** DATA UNDER STUDY follows **

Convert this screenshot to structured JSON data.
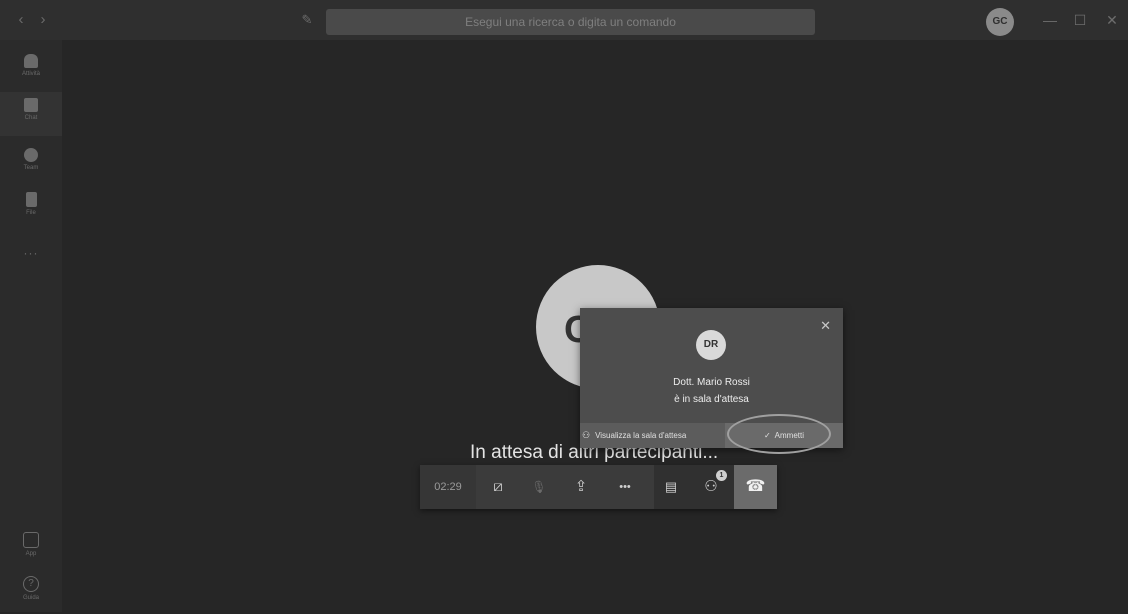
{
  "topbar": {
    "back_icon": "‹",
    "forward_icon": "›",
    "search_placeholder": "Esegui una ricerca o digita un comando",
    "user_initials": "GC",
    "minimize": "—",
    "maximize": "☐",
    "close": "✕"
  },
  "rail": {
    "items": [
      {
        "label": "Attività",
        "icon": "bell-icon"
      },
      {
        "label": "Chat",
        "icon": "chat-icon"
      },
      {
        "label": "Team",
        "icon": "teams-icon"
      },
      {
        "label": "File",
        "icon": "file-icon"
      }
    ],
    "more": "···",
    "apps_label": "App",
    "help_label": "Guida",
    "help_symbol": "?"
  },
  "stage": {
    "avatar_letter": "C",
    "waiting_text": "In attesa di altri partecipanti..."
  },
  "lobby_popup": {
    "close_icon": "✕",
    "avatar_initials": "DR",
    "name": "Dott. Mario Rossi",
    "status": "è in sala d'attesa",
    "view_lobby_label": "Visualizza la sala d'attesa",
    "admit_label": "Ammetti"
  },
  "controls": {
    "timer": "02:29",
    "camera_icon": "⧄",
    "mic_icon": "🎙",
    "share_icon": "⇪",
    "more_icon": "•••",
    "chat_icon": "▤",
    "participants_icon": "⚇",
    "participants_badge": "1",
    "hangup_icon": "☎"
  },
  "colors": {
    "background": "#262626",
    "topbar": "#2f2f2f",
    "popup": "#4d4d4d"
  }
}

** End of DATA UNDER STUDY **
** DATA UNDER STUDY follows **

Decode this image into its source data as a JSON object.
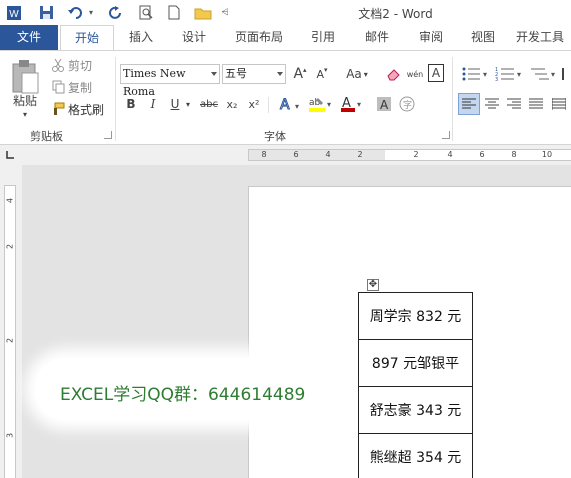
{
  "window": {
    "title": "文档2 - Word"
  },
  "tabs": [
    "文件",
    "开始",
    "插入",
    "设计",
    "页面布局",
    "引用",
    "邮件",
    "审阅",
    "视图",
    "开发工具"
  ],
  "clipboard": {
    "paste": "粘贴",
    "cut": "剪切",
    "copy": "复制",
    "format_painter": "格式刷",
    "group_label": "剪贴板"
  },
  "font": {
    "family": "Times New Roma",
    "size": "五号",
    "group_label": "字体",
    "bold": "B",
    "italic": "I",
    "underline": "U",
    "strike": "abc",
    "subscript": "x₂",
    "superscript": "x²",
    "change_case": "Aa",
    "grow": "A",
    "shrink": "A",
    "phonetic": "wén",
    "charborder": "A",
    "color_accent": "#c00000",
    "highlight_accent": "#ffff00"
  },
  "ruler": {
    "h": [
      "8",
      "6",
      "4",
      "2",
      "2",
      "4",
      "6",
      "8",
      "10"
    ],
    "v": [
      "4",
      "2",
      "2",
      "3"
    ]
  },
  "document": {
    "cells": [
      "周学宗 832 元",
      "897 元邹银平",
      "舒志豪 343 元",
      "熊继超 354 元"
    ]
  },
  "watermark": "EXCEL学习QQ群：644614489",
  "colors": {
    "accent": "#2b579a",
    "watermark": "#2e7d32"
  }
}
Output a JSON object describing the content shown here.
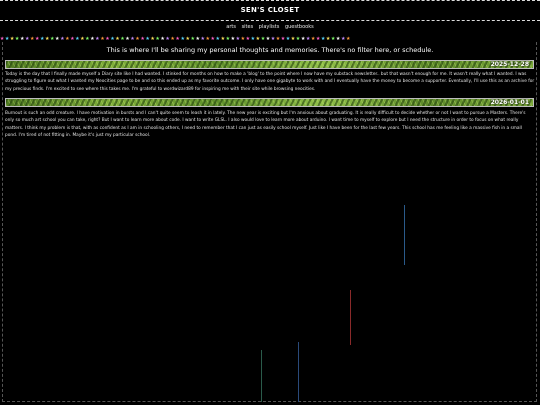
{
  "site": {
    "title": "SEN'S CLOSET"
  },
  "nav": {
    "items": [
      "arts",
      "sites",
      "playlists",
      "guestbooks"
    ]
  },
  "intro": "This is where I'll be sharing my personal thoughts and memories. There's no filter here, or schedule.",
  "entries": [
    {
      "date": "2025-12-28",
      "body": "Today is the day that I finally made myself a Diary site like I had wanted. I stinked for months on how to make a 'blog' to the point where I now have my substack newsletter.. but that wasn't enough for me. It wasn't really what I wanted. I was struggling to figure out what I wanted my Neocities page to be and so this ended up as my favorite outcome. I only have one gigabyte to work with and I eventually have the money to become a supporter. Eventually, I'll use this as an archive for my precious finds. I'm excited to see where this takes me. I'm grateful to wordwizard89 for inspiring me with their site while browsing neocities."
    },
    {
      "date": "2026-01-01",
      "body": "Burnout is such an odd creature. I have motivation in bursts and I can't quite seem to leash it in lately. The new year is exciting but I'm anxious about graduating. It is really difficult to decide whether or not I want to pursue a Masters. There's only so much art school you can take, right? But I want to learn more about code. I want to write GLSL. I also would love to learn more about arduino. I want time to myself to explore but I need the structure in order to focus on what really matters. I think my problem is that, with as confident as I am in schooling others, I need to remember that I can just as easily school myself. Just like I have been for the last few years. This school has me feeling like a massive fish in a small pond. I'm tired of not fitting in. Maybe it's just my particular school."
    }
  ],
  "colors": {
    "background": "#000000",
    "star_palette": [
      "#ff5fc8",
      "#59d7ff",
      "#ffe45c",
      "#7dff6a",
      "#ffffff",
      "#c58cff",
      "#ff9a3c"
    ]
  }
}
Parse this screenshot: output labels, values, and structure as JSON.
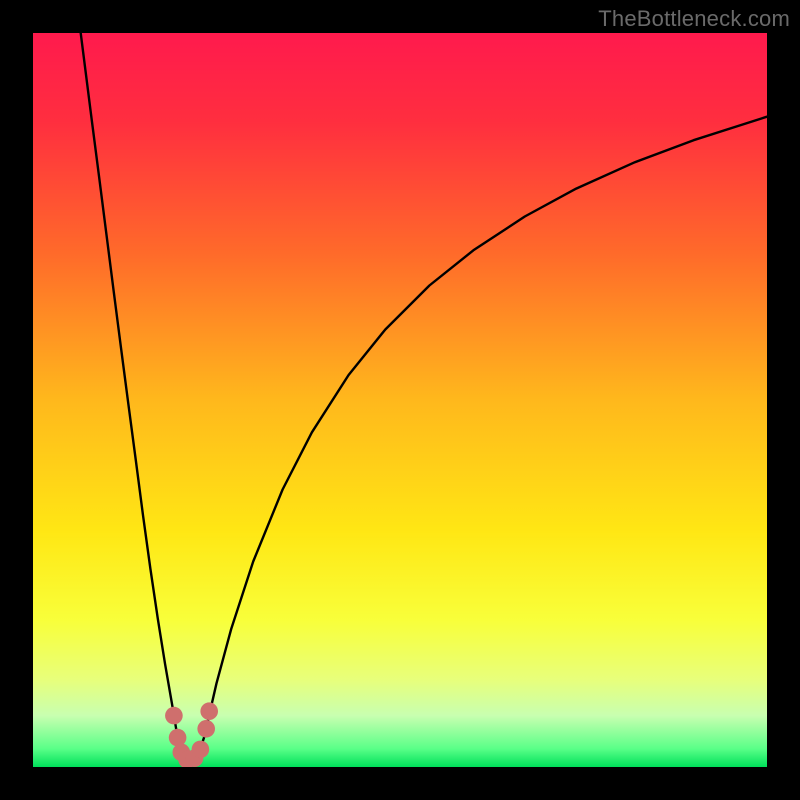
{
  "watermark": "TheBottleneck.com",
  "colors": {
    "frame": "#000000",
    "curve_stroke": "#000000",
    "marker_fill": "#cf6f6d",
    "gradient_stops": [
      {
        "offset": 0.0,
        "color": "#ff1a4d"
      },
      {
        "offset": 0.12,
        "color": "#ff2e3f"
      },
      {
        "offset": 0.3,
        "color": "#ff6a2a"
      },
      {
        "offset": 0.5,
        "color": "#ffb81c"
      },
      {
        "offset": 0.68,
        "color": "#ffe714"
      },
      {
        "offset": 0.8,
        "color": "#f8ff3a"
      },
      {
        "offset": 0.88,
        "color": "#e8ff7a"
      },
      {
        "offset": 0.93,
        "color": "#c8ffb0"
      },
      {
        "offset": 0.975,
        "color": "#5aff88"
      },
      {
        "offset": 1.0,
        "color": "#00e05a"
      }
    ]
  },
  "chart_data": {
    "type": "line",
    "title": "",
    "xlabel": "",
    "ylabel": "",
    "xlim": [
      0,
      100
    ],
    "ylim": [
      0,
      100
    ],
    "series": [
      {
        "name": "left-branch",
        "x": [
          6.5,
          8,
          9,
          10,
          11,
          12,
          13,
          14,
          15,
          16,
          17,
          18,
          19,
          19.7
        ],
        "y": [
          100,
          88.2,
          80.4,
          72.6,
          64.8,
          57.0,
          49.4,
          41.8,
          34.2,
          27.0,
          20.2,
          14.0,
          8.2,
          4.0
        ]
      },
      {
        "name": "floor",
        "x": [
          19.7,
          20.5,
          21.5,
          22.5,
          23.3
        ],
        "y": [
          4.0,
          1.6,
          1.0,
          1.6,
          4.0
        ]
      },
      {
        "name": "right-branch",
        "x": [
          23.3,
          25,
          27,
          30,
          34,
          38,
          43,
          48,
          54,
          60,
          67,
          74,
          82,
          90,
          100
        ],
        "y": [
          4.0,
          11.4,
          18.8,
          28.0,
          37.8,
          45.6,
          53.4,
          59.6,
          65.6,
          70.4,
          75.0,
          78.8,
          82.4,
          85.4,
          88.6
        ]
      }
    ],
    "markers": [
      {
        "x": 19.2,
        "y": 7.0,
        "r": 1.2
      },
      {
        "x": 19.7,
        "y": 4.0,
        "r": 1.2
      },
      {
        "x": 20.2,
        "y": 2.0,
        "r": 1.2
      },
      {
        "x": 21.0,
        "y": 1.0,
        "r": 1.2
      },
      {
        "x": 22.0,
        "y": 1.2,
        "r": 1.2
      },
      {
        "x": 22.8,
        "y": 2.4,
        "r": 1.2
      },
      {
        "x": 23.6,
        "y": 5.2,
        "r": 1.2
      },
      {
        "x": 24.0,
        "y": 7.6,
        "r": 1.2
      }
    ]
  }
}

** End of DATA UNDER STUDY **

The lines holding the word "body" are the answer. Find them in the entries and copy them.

      "body": "Today is the day that I finally made myself a Diary site like I had wanted. I stinked for months on how to make a 'blog' to the point where I now have my substack newsletter.. but that wasn't enough for me. It wasn't really what I wanted. I was struggling to figure out what I wanted my Neocities page to be and so this ended up as my favorite outcome. I only have one gigabyte to work with and I eventually have the money to become a supporter. Eventually, I'll use this as an archive for my precious finds. I'm excited to see where this takes me. I'm grateful to wordwizard89 for inspiring me with their site while browsing neocities."
      "body": "Burnout is such an odd creature. I have motivation in bursts and I can't quite seem to leash it in lately. The new year is exciting but I'm anxious about graduating. It is really difficult to decide whether or not I want to pursue a Masters. There's only so much art school you can take, right? But I want to learn more about code. I want to write GLSL. I also would love to learn more about arduino. I want time to myself to explore but I need the structure in order to focus on what really matters. I think my problem is that, with as confident as I am in schooling others, I need to remember that I can just as easily school myself. Just like I have been for the last few years. This school has me feeling like a massive fish in a small pond. I'm tired of not fitting in. Maybe it's just my particular school."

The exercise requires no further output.